    One of the beauties of the market is that it doesn't care who the actors are or what the outcomes are, therefore, it will allocate capital and resources in the most efficient way. Many times, the most "efficient" way does not translate into the most socially equitable way. Because the climate problem has social welfare at its core, markets by themselves can't, and will not, fix the problem. We need government intervention. For the past 30 years, there has been a non-stop effort to dismantle the greatest social achievements that our civilization has seen, the Welfare State (particularly in the US and the UK). The consequence of this is that in the US, but also in general across the west, the idea that governments can help achieve social progress has vanished. Today, many Americans see government as a road block and firmly believe that the important thing is to maximize your individual wealth, without really caring what happens to your neighbor. Paying taxes has become synonym with the government stealing from you. The obsession with privatization and tax cuts has lead to gated communities, crumbling infrastructure, the largest gap between rich and poor (in the US) and the loss of social cohesion. This, in my opinion, is why the climate discussions are stalled. The climate effort is of the magnitude of the reconstruction of Europe, the Manhattan project, or the space race. I truly don't think that Europe could've survived the post war years without the Marshall Plan, or that private companies would have developed the bomb during the war, or that "the market" would've been able to put a man on the moon in less than 10 years after the first space probe was launched.
    We need to revisit our priorities and our framework, and put social welfare at the center of our goals. Only then, do we have a chance at fixing the problem.

    So what do we do? I think political pressure is key. We need to let our governments know that we care about our communities, not just ourselves. We need to make sure that social welfare becomes part of the discussion again, we need to get rid of the stale an inert vocabulary that we have been using to describe our social dynamics. We need to demand government action and intervention, and let those in power know that their job is to take care of our well-being, not to maximize the profits of corporations with the hopes that these profits will trickle down to us.
    These are terrifying times, and we need to work hard. Because ~ 1C of heating and ~1m of sea-level rise are inevitable, we also need to work on adaptation.
    I know all of these are generalities, but I truly think that we need to change the general rules of the game, otherwise I don't think we stand a chance.

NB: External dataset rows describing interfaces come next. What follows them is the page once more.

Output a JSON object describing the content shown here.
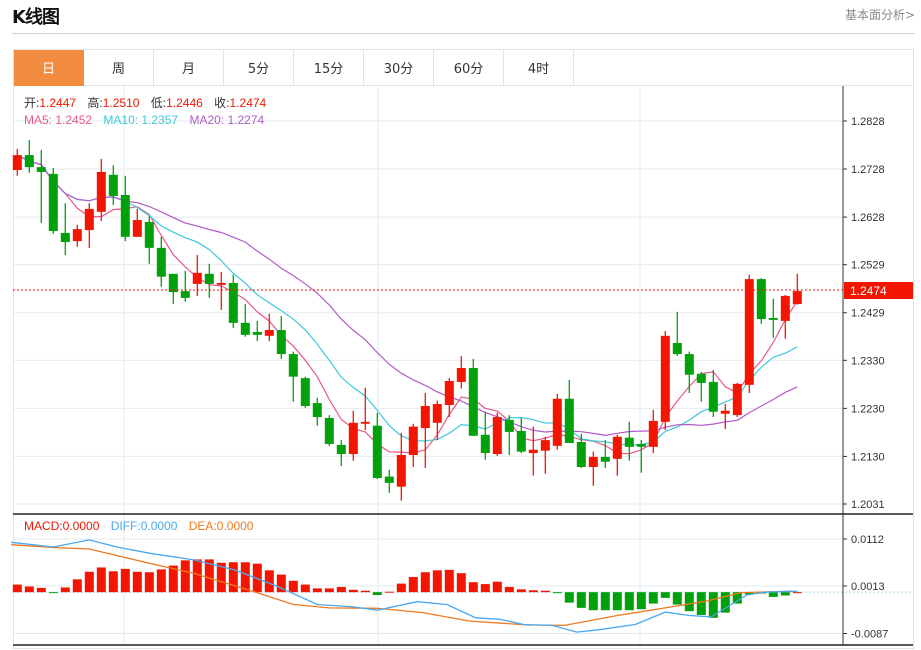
{
  "header": {
    "title": "K线图",
    "fundamental_link": "基本面分析>"
  },
  "tabs": [
    {
      "label": "日",
      "active": true
    },
    {
      "label": "周"
    },
    {
      "label": "月"
    },
    {
      "label": "5分"
    },
    {
      "label": "15分"
    },
    {
      "label": "30分"
    },
    {
      "label": "60分"
    },
    {
      "label": "4时"
    }
  ],
  "legend": {
    "open_label": "开:",
    "open": "1.2447",
    "high_label": "高:",
    "high": "1.2510",
    "low_label": "低:",
    "low": "1.2446",
    "close_label": "收:",
    "close": "1.2474",
    "ma5": "MA5: 1.2452",
    "ma10": "MA10: 1.2357",
    "ma20": "MA20: 1.2274"
  },
  "macd_legend": {
    "macd": "MACD:0.0000",
    "diff": "DIFF:0.0000",
    "dea": "DEA:0.0000"
  },
  "colors": {
    "up": "#f21600",
    "down": "#00a10a",
    "ma5": "#e8578a",
    "ma10": "#3cc8dc",
    "ma20": "#b25ac8",
    "diff": "#4aa8f0",
    "dea": "#f07820",
    "accent": "#f28c40"
  },
  "chart_data": {
    "type": "candlestick",
    "current_price": 1.2474,
    "current_price_label": "1.2474",
    "price_ticks": [
      "1.2828",
      "1.2728",
      "1.2628",
      "1.2529",
      "1.2429",
      "1.2330",
      "1.2230",
      "1.2130",
      "1.2031"
    ],
    "price_range": [
      1.2031,
      1.2828
    ],
    "ohlc": [
      [
        1.2726,
        1.277,
        1.2714,
        1.2757
      ],
      [
        1.2757,
        1.2788,
        1.272,
        1.2732
      ],
      [
        1.2732,
        1.2768,
        1.2616,
        1.2722
      ],
      [
        1.2718,
        1.273,
        1.2593,
        1.2599
      ],
      [
        1.2595,
        1.2657,
        1.2549,
        1.2576
      ],
      [
        1.2578,
        1.2612,
        1.2566,
        1.2603
      ],
      [
        1.2601,
        1.2657,
        1.2564,
        1.2645
      ],
      [
        1.2639,
        1.2749,
        1.262,
        1.2722
      ],
      [
        1.2716,
        1.2736,
        1.2653,
        1.2672
      ],
      [
        1.2674,
        1.2714,
        1.2578,
        1.2587
      ],
      [
        1.2587,
        1.2645,
        1.2587,
        1.2622
      ],
      [
        1.2618,
        1.263,
        1.2531,
        1.2564
      ],
      [
        1.2564,
        1.2587,
        1.2483,
        1.2504
      ],
      [
        1.251,
        1.251,
        1.2447,
        1.2472
      ],
      [
        1.2474,
        1.2516,
        1.2452,
        1.246
      ],
      [
        1.2489,
        1.2549,
        1.2464,
        1.2512
      ],
      [
        1.251,
        1.2531,
        1.246,
        1.2489
      ],
      [
        1.2487,
        1.2514,
        1.2435,
        1.2491
      ],
      [
        1.2491,
        1.2508,
        1.2397,
        1.2408
      ],
      [
        1.2408,
        1.2447,
        1.2379,
        1.2383
      ],
      [
        1.2389,
        1.2412,
        1.237,
        1.2383
      ],
      [
        1.2381,
        1.2427,
        1.237,
        1.2393
      ],
      [
        1.2393,
        1.2422,
        1.2333,
        1.2343
      ],
      [
        1.2343,
        1.2348,
        1.2244,
        1.2296
      ],
      [
        1.2293,
        1.2296,
        1.2231,
        1.2235
      ],
      [
        1.2241,
        1.2252,
        1.2194,
        1.2212
      ],
      [
        1.221,
        1.2216,
        1.2152,
        1.2156
      ],
      [
        1.2154,
        1.2164,
        1.211,
        1.2135
      ],
      [
        1.2135,
        1.2225,
        1.2121,
        1.22
      ],
      [
        1.2198,
        1.2273,
        1.2185,
        1.2202
      ],
      [
        1.2194,
        1.2221,
        1.2083,
        1.2085
      ],
      [
        1.2088,
        1.2102,
        1.2054,
        1.2075
      ],
      [
        1.2067,
        1.2179,
        1.2038,
        1.2133
      ],
      [
        1.2133,
        1.2198,
        1.2108,
        1.2192
      ],
      [
        1.2189,
        1.2262,
        1.2106,
        1.2235
      ],
      [
        1.22,
        1.2246,
        1.2164,
        1.2239
      ],
      [
        1.2237,
        1.2293,
        1.2212,
        1.2287
      ],
      [
        1.2285,
        1.2339,
        1.2271,
        1.2314
      ],
      [
        1.2314,
        1.2333,
        1.2173,
        1.2173
      ],
      [
        1.2175,
        1.2223,
        1.2123,
        1.2137
      ],
      [
        1.2135,
        1.2221,
        1.2131,
        1.2212
      ],
      [
        1.2206,
        1.2216,
        1.2133,
        1.2181
      ],
      [
        1.2183,
        1.221,
        1.2137,
        1.214
      ],
      [
        1.2137,
        1.2192,
        1.209,
        1.2144
      ],
      [
        1.2142,
        1.2171,
        1.2094,
        1.2164
      ],
      [
        1.2152,
        1.226,
        1.2144,
        1.225
      ],
      [
        1.225,
        1.2289,
        1.2158,
        1.2158
      ],
      [
        1.216,
        1.2177,
        1.2106,
        1.2108
      ],
      [
        1.2108,
        1.214,
        1.2069,
        1.2129
      ],
      [
        1.2129,
        1.2164,
        1.2106,
        1.2119
      ],
      [
        1.2125,
        1.2175,
        1.209,
        1.2171
      ],
      [
        1.2169,
        1.2202,
        1.2121,
        1.215
      ],
      [
        1.2156,
        1.2164,
        1.2096,
        1.215
      ],
      [
        1.215,
        1.2227,
        1.2137,
        1.2204
      ],
      [
        1.2202,
        1.2391,
        1.2185,
        1.2381
      ],
      [
        1.2366,
        1.2431,
        1.2339,
        1.2343
      ],
      [
        1.2343,
        1.2348,
        1.2262,
        1.23
      ],
      [
        1.2302,
        1.2306,
        1.2244,
        1.2283
      ],
      [
        1.2285,
        1.231,
        1.2212,
        1.2223
      ],
      [
        1.2219,
        1.2239,
        1.2187,
        1.2225
      ],
      [
        1.2216,
        1.2283,
        1.2212,
        1.2281
      ],
      [
        1.2279,
        1.2508,
        1.2262,
        1.2499
      ],
      [
        1.2499,
        1.2501,
        1.2406,
        1.2416
      ],
      [
        1.2418,
        1.2458,
        1.2377,
        1.2414
      ],
      [
        1.2412,
        1.2466,
        1.2375,
        1.2464
      ],
      [
        1.2447,
        1.251,
        1.2446,
        1.2474
      ]
    ],
    "macd": {
      "ticks": [
        "0.0112",
        "0.0013",
        "-0.0087"
      ],
      "range": [
        -0.0087,
        0.0112
      ],
      "histogram": [
        0.0016,
        0.0012,
        0.0009,
        -0.0001,
        0.001,
        0.0027,
        0.0043,
        0.0052,
        0.0044,
        0.0049,
        0.0043,
        0.0042,
        0.0048,
        0.0056,
        0.0067,
        0.0069,
        0.0069,
        0.0062,
        0.0063,
        0.0063,
        0.006,
        0.0046,
        0.0037,
        0.0024,
        0.0016,
        0.0008,
        0.0008,
        0.0011,
        0.0005,
        0.0003,
        -0.0006,
        0.0001,
        0.0018,
        0.0032,
        0.0042,
        0.0046,
        0.0047,
        0.004,
        0.0021,
        0.0017,
        0.0022,
        0.0011,
        0.0006,
        0.0004,
        0.0003,
        -0.0002,
        -0.0022,
        -0.0033,
        -0.0038,
        -0.0038,
        -0.0038,
        -0.0038,
        -0.0036,
        -0.0024,
        -0.0012,
        -0.0026,
        -0.004,
        -0.0048,
        -0.0054,
        -0.0043,
        -0.0024,
        -0.0005,
        -0.0003,
        -0.001,
        -0.0007,
        0.0
      ],
      "diff": [
        [
          -0.5,
          0.0105
        ],
        [
          3,
          0.0095
        ],
        [
          6,
          0.011
        ],
        [
          8.3,
          0.0095
        ],
        [
          11,
          0.0082
        ],
        [
          14.7,
          0.0068
        ],
        [
          18.1,
          0.0047
        ],
        [
          21.6,
          0.0013
        ],
        [
          25,
          -0.0026
        ],
        [
          28,
          -0.0031
        ],
        [
          30,
          -0.0038
        ],
        [
          33.3,
          -0.002
        ],
        [
          35.8,
          -0.0026
        ],
        [
          38.2,
          -0.0054
        ],
        [
          40.2,
          -0.0057
        ],
        [
          42.2,
          -0.0068
        ],
        [
          44.6,
          -0.007
        ],
        [
          46.6,
          -0.0084
        ],
        [
          48.5,
          -0.0079
        ],
        [
          51.5,
          -0.0068
        ],
        [
          54,
          -0.0042
        ],
        [
          56,
          -0.0049
        ],
        [
          57.8,
          -0.0052
        ],
        [
          59.3,
          -0.0029
        ],
        [
          60.8,
          -0.0006
        ],
        [
          62.3,
          0.0
        ],
        [
          65,
          0.0002
        ]
      ],
      "dea": [
        [
          -0.5,
          0.01
        ],
        [
          3,
          0.0094
        ],
        [
          6,
          0.0091
        ],
        [
          11,
          0.0061
        ],
        [
          14.7,
          0.004
        ],
        [
          19.6,
          0.0002
        ],
        [
          23,
          -0.0026
        ],
        [
          26,
          -0.0033
        ],
        [
          30,
          -0.0034
        ],
        [
          33.8,
          -0.0043
        ],
        [
          37.7,
          -0.0061
        ],
        [
          42.6,
          -0.0069
        ],
        [
          45.6,
          -0.007
        ],
        [
          50,
          -0.0049
        ],
        [
          54,
          -0.0033
        ],
        [
          57.4,
          -0.0019
        ],
        [
          60.3,
          -0.0001
        ],
        [
          64.7,
          0.0002
        ]
      ]
    }
  }
}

  3. Completely agree with you on these points. Scientists are doing their job, they are pushing into the world of uncertainty. But we cannot wait and should not wait to take action. As you say, climate change is the biggest market failure, it is the proof that the economic system we have relied on since the cold war is insufficient to produce global well-being. We need to curb population growth, reduce the gap between rich and poor and make sure that we do not trash the remaining natural capital we possess. So let's change the rules of the game...